##### Data for the task

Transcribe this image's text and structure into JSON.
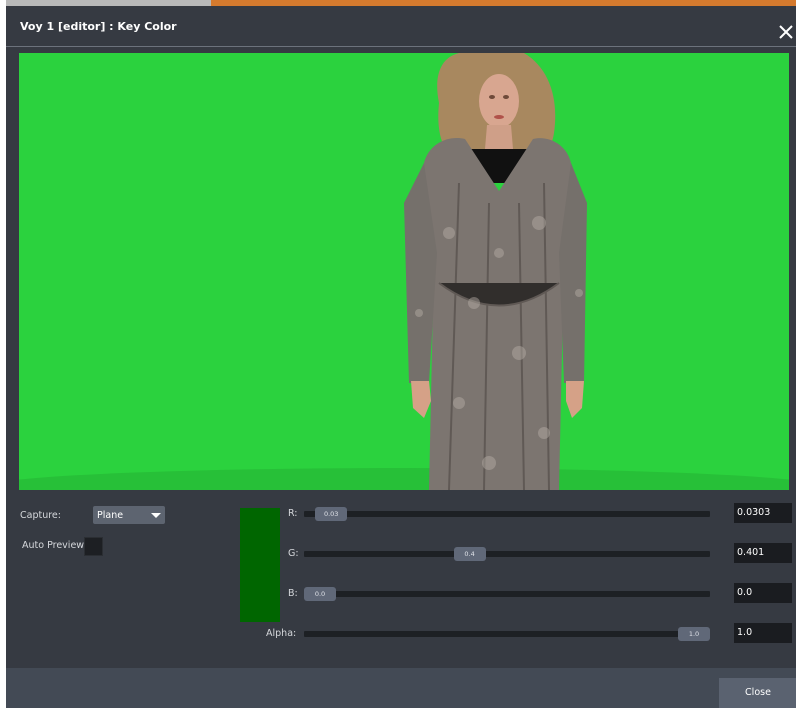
{
  "window": {
    "title": "Voy 1 [editor] : Key Color"
  },
  "capture": {
    "label": "Capture:",
    "value": "Plane"
  },
  "auto_preview": {
    "label": "Auto Preview:",
    "checked": false
  },
  "key_color_swatch": {
    "color": "#006600"
  },
  "sliders": {
    "r": {
      "label": "R:",
      "thumb": "0.03",
      "value": "0.0303",
      "fraction": 0.03
    },
    "g": {
      "label": "G:",
      "thumb": "0.4",
      "value": "0.401",
      "fraction": 0.4
    },
    "b": {
      "label": "B:",
      "thumb": "0.0",
      "value": "0.0",
      "fraction": 0.0
    },
    "alpha": {
      "label": "Alpha:",
      "thumb": "1.0",
      "value": "1.0",
      "fraction": 1.0
    }
  },
  "footer": {
    "close_label": "Close"
  },
  "colors": {
    "panel": "#363a42",
    "accent": "#d57a2e",
    "green_screen": "#2bd23e"
  },
  "icons": {
    "close": "close-icon",
    "dropdown": "chevron-down-icon"
  }
}
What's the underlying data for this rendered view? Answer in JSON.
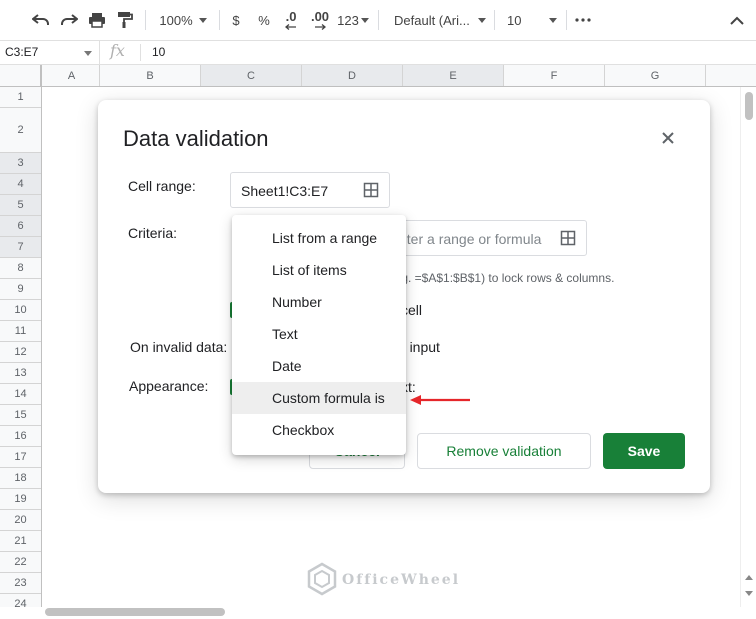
{
  "toolbar": {
    "zoom": "100%",
    "currency": "$",
    "percent": "%",
    "decrease_decimals": ".0",
    "increase_decimals": ".00",
    "more_formats": "123",
    "font": "Default (Ari...",
    "font_size": "10"
  },
  "formula_bar": {
    "name_box": "C3:E7",
    "fx": "fx",
    "value": "10"
  },
  "columns": [
    "A",
    "B",
    "C",
    "D",
    "E",
    "F",
    "G"
  ],
  "rows": [
    "1",
    "2",
    "3",
    "4",
    "5",
    "6",
    "7",
    "8",
    "9",
    "10",
    "11",
    "12",
    "13",
    "14",
    "15",
    "16",
    "17",
    "18",
    "19",
    "20",
    "21",
    "22",
    "23",
    "24"
  ],
  "dialog": {
    "title": "Data validation",
    "cell_range_label": "Cell range:",
    "cell_range_value": "Sheet1!C3:E7",
    "criteria_label": "Criteria:",
    "criteria_placeholder": "nter a range or formula",
    "hint": ".g. =$A$1:$B$1) to lock rows & columns.",
    "show_help_fragment": "cell",
    "on_invalid_label": "On invalid data:",
    "on_invalid_fragment": "ect input",
    "appearance_label": "Appearance:",
    "appearance_fragment": "xt:",
    "cancel_label": "Cancel",
    "remove_label": "Remove validation",
    "save_label": "Save"
  },
  "menu": {
    "items": [
      "List from a range",
      "List of items",
      "Number",
      "Text",
      "Date",
      "Custom formula is",
      "Checkbox"
    ],
    "highlighted": "Custom formula is"
  },
  "watermark": "OfficeWheel",
  "colors": {
    "accent": "#188038",
    "arrow": "#e5262a"
  }
}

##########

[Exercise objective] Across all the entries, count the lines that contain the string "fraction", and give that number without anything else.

[Answer below] 4